Find how many lines in the entries below carry the word "text" and answer with only that figure.

★ ★ ★ ★

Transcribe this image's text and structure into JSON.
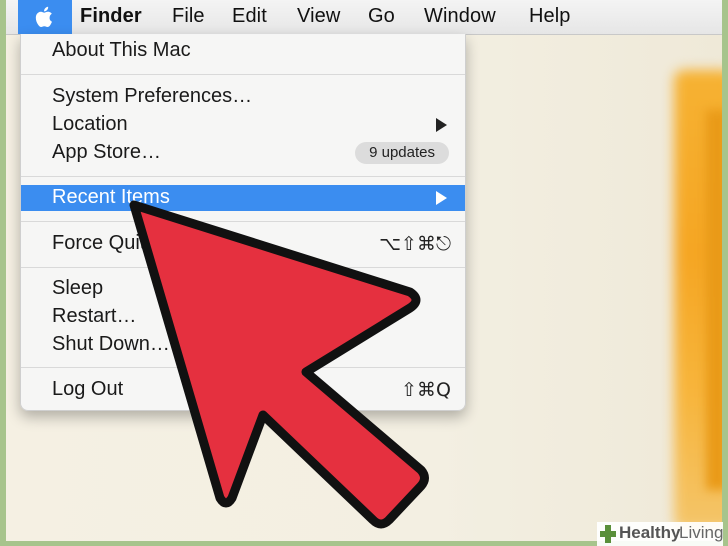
{
  "menubar": {
    "app_name": "Finder",
    "items": [
      "File",
      "Edit",
      "View",
      "Go",
      "Window",
      "Help"
    ]
  },
  "apple_menu": {
    "about": "About This Mac",
    "system_preferences": "System Preferences…",
    "location": "Location",
    "app_store": "App Store…",
    "app_store_badge": "9 updates",
    "recent_items": "Recent Items",
    "force_quit": "Force Quit",
    "force_quit_shortcut": "⌥⇧⌘⎋",
    "sleep": "Sleep",
    "restart": "Restart…",
    "shut_down": "Shut Down…",
    "log_out": "Log Out",
    "log_out_shortcut": "⇧⌘Q"
  },
  "watermark": {
    "word1": "Healthy",
    "word2": "Living"
  },
  "colors": {
    "highlight": "#3b8df0",
    "arrow": "#e5303f",
    "frame": "#a7c48c"
  },
  "icons": [
    "apple-logo-icon",
    "submenu-arrow-icon",
    "red-pointer-arrow-icon",
    "healthy-living-cross-icon"
  ]
}
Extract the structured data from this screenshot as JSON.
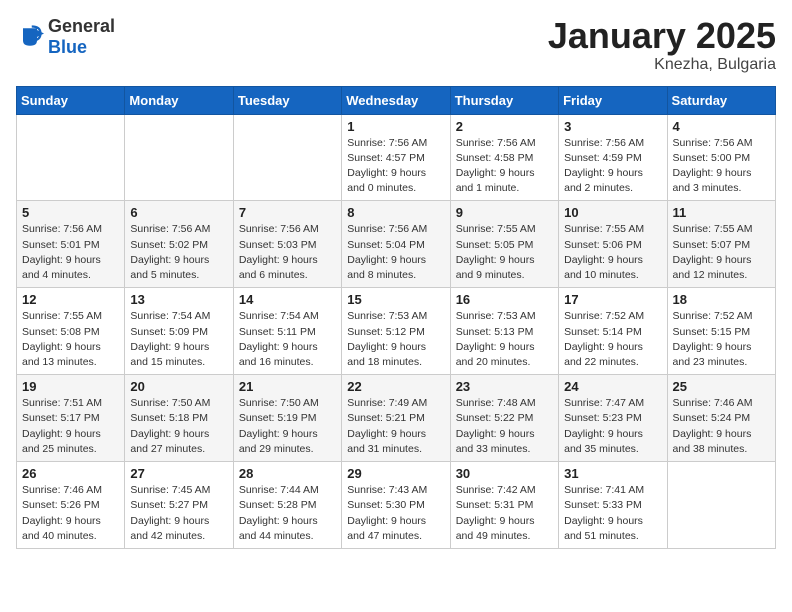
{
  "logo": {
    "general": "General",
    "blue": "Blue"
  },
  "title": {
    "month_year": "January 2025",
    "location": "Knezha, Bulgaria"
  },
  "weekdays": [
    "Sunday",
    "Monday",
    "Tuesday",
    "Wednesday",
    "Thursday",
    "Friday",
    "Saturday"
  ],
  "weeks": [
    [
      {
        "day": "",
        "info": ""
      },
      {
        "day": "",
        "info": ""
      },
      {
        "day": "",
        "info": ""
      },
      {
        "day": "1",
        "info": "Sunrise: 7:56 AM\nSunset: 4:57 PM\nDaylight: 9 hours\nand 0 minutes."
      },
      {
        "day": "2",
        "info": "Sunrise: 7:56 AM\nSunset: 4:58 PM\nDaylight: 9 hours\nand 1 minute."
      },
      {
        "day": "3",
        "info": "Sunrise: 7:56 AM\nSunset: 4:59 PM\nDaylight: 9 hours\nand 2 minutes."
      },
      {
        "day": "4",
        "info": "Sunrise: 7:56 AM\nSunset: 5:00 PM\nDaylight: 9 hours\nand 3 minutes."
      }
    ],
    [
      {
        "day": "5",
        "info": "Sunrise: 7:56 AM\nSunset: 5:01 PM\nDaylight: 9 hours\nand 4 minutes."
      },
      {
        "day": "6",
        "info": "Sunrise: 7:56 AM\nSunset: 5:02 PM\nDaylight: 9 hours\nand 5 minutes."
      },
      {
        "day": "7",
        "info": "Sunrise: 7:56 AM\nSunset: 5:03 PM\nDaylight: 9 hours\nand 6 minutes."
      },
      {
        "day": "8",
        "info": "Sunrise: 7:56 AM\nSunset: 5:04 PM\nDaylight: 9 hours\nand 8 minutes."
      },
      {
        "day": "9",
        "info": "Sunrise: 7:55 AM\nSunset: 5:05 PM\nDaylight: 9 hours\nand 9 minutes."
      },
      {
        "day": "10",
        "info": "Sunrise: 7:55 AM\nSunset: 5:06 PM\nDaylight: 9 hours\nand 10 minutes."
      },
      {
        "day": "11",
        "info": "Sunrise: 7:55 AM\nSunset: 5:07 PM\nDaylight: 9 hours\nand 12 minutes."
      }
    ],
    [
      {
        "day": "12",
        "info": "Sunrise: 7:55 AM\nSunset: 5:08 PM\nDaylight: 9 hours\nand 13 minutes."
      },
      {
        "day": "13",
        "info": "Sunrise: 7:54 AM\nSunset: 5:09 PM\nDaylight: 9 hours\nand 15 minutes."
      },
      {
        "day": "14",
        "info": "Sunrise: 7:54 AM\nSunset: 5:11 PM\nDaylight: 9 hours\nand 16 minutes."
      },
      {
        "day": "15",
        "info": "Sunrise: 7:53 AM\nSunset: 5:12 PM\nDaylight: 9 hours\nand 18 minutes."
      },
      {
        "day": "16",
        "info": "Sunrise: 7:53 AM\nSunset: 5:13 PM\nDaylight: 9 hours\nand 20 minutes."
      },
      {
        "day": "17",
        "info": "Sunrise: 7:52 AM\nSunset: 5:14 PM\nDaylight: 9 hours\nand 22 minutes."
      },
      {
        "day": "18",
        "info": "Sunrise: 7:52 AM\nSunset: 5:15 PM\nDaylight: 9 hours\nand 23 minutes."
      }
    ],
    [
      {
        "day": "19",
        "info": "Sunrise: 7:51 AM\nSunset: 5:17 PM\nDaylight: 9 hours\nand 25 minutes."
      },
      {
        "day": "20",
        "info": "Sunrise: 7:50 AM\nSunset: 5:18 PM\nDaylight: 9 hours\nand 27 minutes."
      },
      {
        "day": "21",
        "info": "Sunrise: 7:50 AM\nSunset: 5:19 PM\nDaylight: 9 hours\nand 29 minutes."
      },
      {
        "day": "22",
        "info": "Sunrise: 7:49 AM\nSunset: 5:21 PM\nDaylight: 9 hours\nand 31 minutes."
      },
      {
        "day": "23",
        "info": "Sunrise: 7:48 AM\nSunset: 5:22 PM\nDaylight: 9 hours\nand 33 minutes."
      },
      {
        "day": "24",
        "info": "Sunrise: 7:47 AM\nSunset: 5:23 PM\nDaylight: 9 hours\nand 35 minutes."
      },
      {
        "day": "25",
        "info": "Sunrise: 7:46 AM\nSunset: 5:24 PM\nDaylight: 9 hours\nand 38 minutes."
      }
    ],
    [
      {
        "day": "26",
        "info": "Sunrise: 7:46 AM\nSunset: 5:26 PM\nDaylight: 9 hours\nand 40 minutes."
      },
      {
        "day": "27",
        "info": "Sunrise: 7:45 AM\nSunset: 5:27 PM\nDaylight: 9 hours\nand 42 minutes."
      },
      {
        "day": "28",
        "info": "Sunrise: 7:44 AM\nSunset: 5:28 PM\nDaylight: 9 hours\nand 44 minutes."
      },
      {
        "day": "29",
        "info": "Sunrise: 7:43 AM\nSunset: 5:30 PM\nDaylight: 9 hours\nand 47 minutes."
      },
      {
        "day": "30",
        "info": "Sunrise: 7:42 AM\nSunset: 5:31 PM\nDaylight: 9 hours\nand 49 minutes."
      },
      {
        "day": "31",
        "info": "Sunrise: 7:41 AM\nSunset: 5:33 PM\nDaylight: 9 hours\nand 51 minutes."
      },
      {
        "day": "",
        "info": ""
      }
    ]
  ]
}
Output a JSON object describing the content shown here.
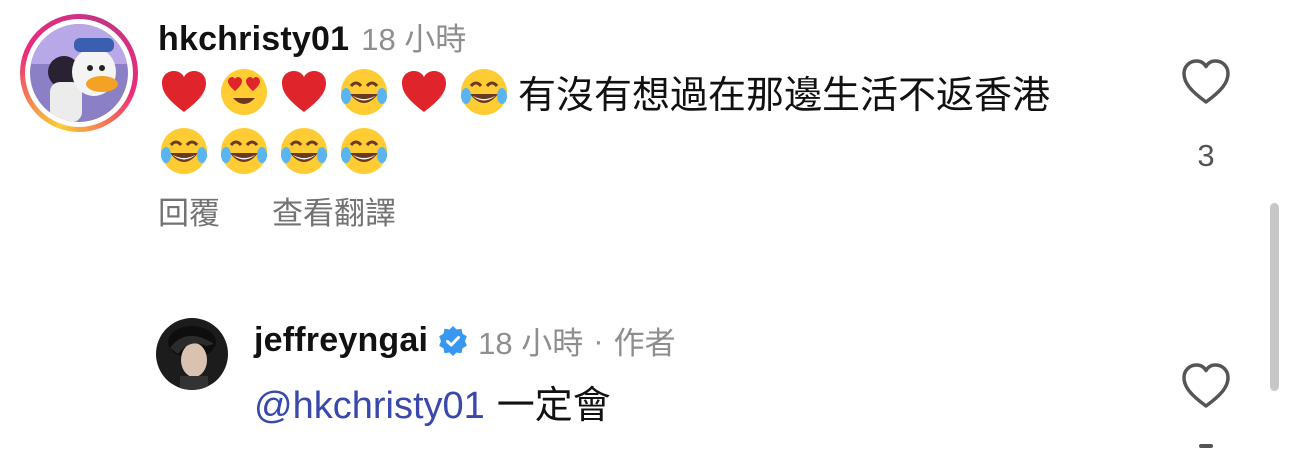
{
  "comments": [
    {
      "username": "hkchristy01",
      "time": "18 小時",
      "emojis_line1": [
        "red-heart",
        "heart-eyes",
        "red-heart",
        "tears-of-joy",
        "red-heart",
        "tears-of-joy"
      ],
      "text": "有沒有想過在那邊生活不返香港",
      "emojis_line2": [
        "tears-of-joy",
        "tears-of-joy",
        "tears-of-joy",
        "tears-of-joy"
      ],
      "actions": {
        "reply": "回覆",
        "translate": "查看翻譯"
      },
      "like_count": "3"
    },
    {
      "username": "jeffreyngai",
      "verified": true,
      "time": "18 小時",
      "separator": "·",
      "author_badge": "作者",
      "mention": "@hkchristy01",
      "text": "一定會"
    }
  ],
  "colors": {
    "mention": "#3949ab",
    "verified": "#3897f0",
    "muted": "#8e8e8e",
    "heart_red": "#e0242b",
    "emoji_yellow": "#ffcc33"
  }
}
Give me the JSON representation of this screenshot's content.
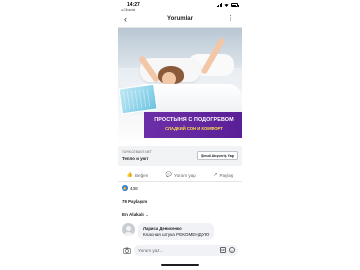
{
  "status_bar": {
    "time": "14:27",
    "back_app": "◂ Cihazda"
  },
  "nav": {
    "title": "Yorumlar",
    "back_glyph": "‹",
    "more_glyph": "⋮"
  },
  "ad": {
    "promo_title": "ПРОСТЫНЯ С ПОДОГРЕВОМ",
    "promo_subtitle": "СЛАДКИЙ СОН И КОМФОРТ",
    "url": "TURKCEBANT.NET",
    "headline": "Тепло и уют",
    "cta_label": "Şimdi Alışveriş Yap"
  },
  "actions": [
    {
      "icon": "like-icon",
      "glyph": "👍",
      "label": "Beğen"
    },
    {
      "icon": "comment-icon",
      "glyph": "💬",
      "label": "Yorum yap"
    },
    {
      "icon": "share-icon",
      "glyph": "↗",
      "label": "Paylaş"
    }
  ],
  "reactions": {
    "count": "438",
    "badge_glyph": "👍"
  },
  "shares": "79 Paylaşım",
  "sort": {
    "label": "En Alakalı",
    "chevron": "⌄"
  },
  "comment": {
    "author": "Лариса Денисенко",
    "text": "Класная штука РЕКОМЕНДУЮ"
  },
  "composer": {
    "placeholder": "Yorum yaz...",
    "gif_label": "GIF",
    "emoji_glyph": "☺"
  },
  "colors": {
    "accent": "#1877f2",
    "promo_purple": "#6d2fa8",
    "promo_yellow": "#ffe14a"
  }
}
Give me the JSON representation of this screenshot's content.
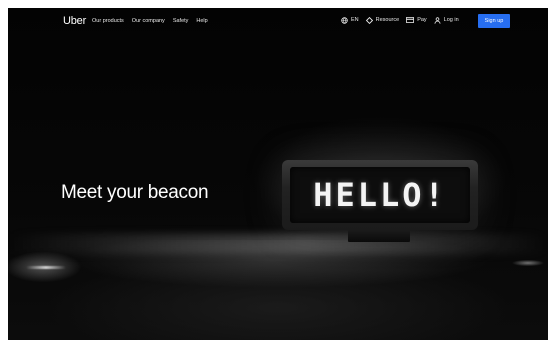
{
  "nav": {
    "logo": "Uber",
    "links": [
      "Our products",
      "Our company",
      "Safety",
      "Help"
    ],
    "language": "EN",
    "resource_label": "Resource",
    "pay_label": "Pay",
    "login_label": "Log in",
    "signup_label": "Sign up",
    "icons": [
      "globe-icon",
      "diamond-icon",
      "card-icon",
      "person-icon"
    ]
  },
  "hero": {
    "headline": "Meet your beacon",
    "beacon_display": "HELLO!"
  },
  "colors": {
    "background": "#050505",
    "signup_button": "#276ef1",
    "text": "#ffffff"
  }
}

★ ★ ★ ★

> REPLY TO THE EXERCISE: 5